“A comic, or an artist – they can write about things that they are not themselves going through at that second. When I was married I also remembered what it was like to be single, and I wrote jokes about that. When I was single again, I remembered what it was like to be married and I wrote jokes about that. Nothing I’m saying is a statement of “this is who I am and always will be” and it’s also not “this is where I am right now.”
“I wrote a chapter in my new book about this whirlwind relationship I had and at the time I wrote the book I said “I have to turn this book in in a month and we’re still together, but by the time you get this book we might not be.” And of course, we’re not – we broke up a few months later. I’m totally fine, it’s been seven months and I’m in love with someone else, but…
“That month where we were broken up was REALLY PAINFUL and this woman on twitter last month wrote me and said “I have to know, are you still with that guy?” And if I had received that tweet during that month, I would have been devastated.“
“I suppose that’s the risk I take by writing about my life, but I do feel there should be a sacred contract where, you consider before you think “I’m going to write to a performer who I read in a book, and I’m going to ask her to respond about something really personal in her love life.”
“There is a risk to putting yourself out there because of social media. I’m assuming people are wondering what happened, but – good! That means I’m doing my job.”
While Kirkman is indeed touring to promote her book and telling short stories, she also wants everybody to know that while it isn’t quite stand-up, it is as funny as anything she’s ever done: “It’s not my Netflix special, or my new material [from] last year. It’s more new material and the stories are not from my book, they’re just on a similar theme. Just, times in my life when I really thought I knew what I was doing.”
“I don’t use a handheld microphone so it doesn’t look like stand-up,” but “it’s about an 85 minute show and it’s totally hilarious. There are probably more punch-lines than most of my stand-up.”
“These stories are more from my younger years, like really funny childhood stories about being afraid of nuclear war and growing up and taking a fear of flying class and disrupting it. Going through a break-up on 9/11 IN New York City and making that the most important thing in my day that day. Lying about losing my virginity, pretending I lost it a lot earlier than I did.”
“While writing these stories, I realized ‘I think this is funnier than my stand-up, I should just do this.’”
While Kirkman tours aggressively (she approves of the word), I asked her if she had any fond memories of Vancouver from previous visits. She praised the crowds, and the scenery, but one thing seemed to stand out for her:

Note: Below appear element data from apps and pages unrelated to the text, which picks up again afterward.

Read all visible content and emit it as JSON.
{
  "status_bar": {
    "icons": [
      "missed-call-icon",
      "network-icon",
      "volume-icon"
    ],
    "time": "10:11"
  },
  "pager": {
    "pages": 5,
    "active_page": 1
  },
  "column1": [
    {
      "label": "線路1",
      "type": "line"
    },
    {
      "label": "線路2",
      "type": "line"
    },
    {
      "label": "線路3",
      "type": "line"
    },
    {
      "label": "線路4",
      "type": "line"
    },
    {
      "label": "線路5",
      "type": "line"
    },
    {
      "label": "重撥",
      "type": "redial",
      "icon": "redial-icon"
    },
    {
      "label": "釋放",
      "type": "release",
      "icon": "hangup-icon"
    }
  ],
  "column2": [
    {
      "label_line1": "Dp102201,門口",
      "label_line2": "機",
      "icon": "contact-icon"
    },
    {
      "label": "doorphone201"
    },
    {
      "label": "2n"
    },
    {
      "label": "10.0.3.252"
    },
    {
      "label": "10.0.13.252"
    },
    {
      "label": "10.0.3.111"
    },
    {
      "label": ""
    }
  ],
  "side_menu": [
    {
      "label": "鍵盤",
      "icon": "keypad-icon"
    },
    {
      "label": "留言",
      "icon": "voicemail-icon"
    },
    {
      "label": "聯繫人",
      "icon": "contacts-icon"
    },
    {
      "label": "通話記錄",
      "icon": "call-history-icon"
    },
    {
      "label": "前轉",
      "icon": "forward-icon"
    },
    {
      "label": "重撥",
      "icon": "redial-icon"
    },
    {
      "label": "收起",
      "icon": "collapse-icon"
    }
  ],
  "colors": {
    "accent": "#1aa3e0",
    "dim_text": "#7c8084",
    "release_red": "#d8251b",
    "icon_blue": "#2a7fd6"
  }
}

“You know what there is? This is so exciting for me. This store called Le Chateau – it’s a women’s store, and back in the 90s, living in Boston, there was one there and I thought ‘what is this exotic place?’ Women from the 90s will know what I’m talking about – they used to sell these kind of Courtney Love velvet dresses. I thought they closed down in the 90s, I had never seen one since but when I was visiting Vancouver I saw one and I was like ‘AH!’ This is really stupid, but I really love that store.”

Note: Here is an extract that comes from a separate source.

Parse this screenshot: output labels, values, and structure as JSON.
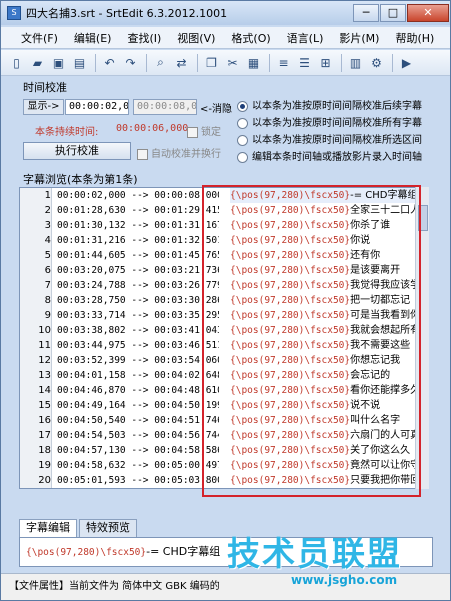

If, at any point, you’ve ever wanted to dress like Courtney Love, you owe it to yourself to go see Jen Kirkman. And if you’ve never wanted to dress like Courtney Love, you owe it to yourself to go see Jen Kirkman. If you’re on the fence, she recommends that you watch her Netflix special, I’m Going to Die Alone (And I Feel Fine) or listen to her podcast I Seem Fun or her frequent appearances on The Pod F. Tompkast.
Comedian Jen Kirkman returns to Vancouver this Friday, June 24th. She will perform, and sign books, at the Rio Theatre